Mauritania cracks down on opposition after election

Mauritanian police raided the headquarters of two opposition parties, closing one of them amid high tension that followed a disputed outcome to presidential elections.

The operation happened late on Monday after police clashed with opposition supporters angered by the declared victory of ruling party candidate Mohamed Ould Ghazouani. A former general and ally of outgoing president Mohamed Ould Abdel Aziz, Ghazouani was credited with 52% of the ballot, averting the need for a runoff vote.

“Police arrived at the headquarters of candidate Biram [Ould Dah Ould Abeid] and tossed teargas grenades inside, smashing windows and doors, making the place unusable,” Abeid’s spokesperson, Hammada Ould Lehbouss, said on Tuesday.

Abeid, an anti-slavery activist who received the United Nations’ Human Rights prize in 2013, has repeatedly been imprisoned over the years.

Police also raided the headquarters of opposition candidate Kane Hamidou Baba, four opposition candidates said at a press conference on Monday. His premises were closed by the authorities.

The two buildings, located close to each other in the capital Nouakchott, were deserted on Tuesday and rocks used to form roadblocks and burned tyres were scattered outside.

The government refused to comment.

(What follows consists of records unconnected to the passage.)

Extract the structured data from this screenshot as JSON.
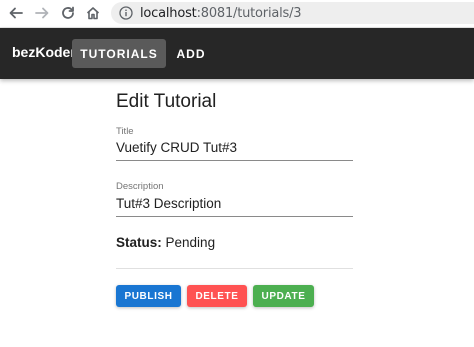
{
  "browser": {
    "url_host": "localhost",
    "url_path": ":8081/tutorials/3"
  },
  "app_bar": {
    "brand": "bezKoder",
    "tabs": [
      {
        "label": "TUTORIALS",
        "active": true
      },
      {
        "label": "ADD",
        "active": false
      }
    ]
  },
  "form": {
    "heading": "Edit Tutorial",
    "title_field": {
      "label": "Title",
      "value": "Vuetify CRUD Tut#3"
    },
    "description_field": {
      "label": "Description",
      "value": "Tut#3 Description"
    },
    "status": {
      "label": "Status:",
      "value": "Pending"
    },
    "buttons": {
      "publish": "PUBLISH",
      "delete": "DELETE",
      "update": "UPDATE"
    }
  },
  "colors": {
    "app_bar": "#272727",
    "publish": "#1976d2",
    "delete": "#ff5252",
    "update": "#4caf50"
  }
}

The vote on Saturday had been touted as a historic moment in the conservative Saharan desert nation, marking its first democratic transition after decades of coups.

Ghazouani beat Abeid, credited with 18.58% of the vote, according to the country’s electoral commission. He was followed by Sidi Mohamed Ould Boubacar, a former prime minister, with 17.87%. Kane polled 8.71%, while Mohamed Ould Moloud got 2.44%.

The defeated candidates say the vote count was flawed and are calling for a breakdown of the tally by individual polling stations, to see how it matches their own data. But they have said that their bid to overturn the result will be peaceful and legal.

Abdel Aziz is a general who first came to power in a 2008 coup. He won elections a year later and was again elected in 2014 in polls boycotted by the opposition. Ghazouani, who campaigned on the themes of continuity, solidarity and security, served as the outgoing president’s chief of staff from 2008 to last year.

Rights groups have accused the government of restrictions on freedom of expression and assembly, and have called for more to be done to counter violence against women and slavery, which persists despite its official abolition in 1981. — AFP

Subscribe to the M&G

These are unprecedented times, and the role of media to tell and record the story of South Africa as it develops is more important than ever.

The Mail & Guardian is a proud news publisher with roots stretching back 35 years, and we’ve survived right from day one thanks to the support of readers who value fiercely independent journalism that is beholden to no-one. To help us continue for another 35 future years with the same proud values, please consider taking out a subscription.

External source

Related stories


press releases

Loading latest Press Releases…

The best local and international journalism

handpicked and in your inbox every weekday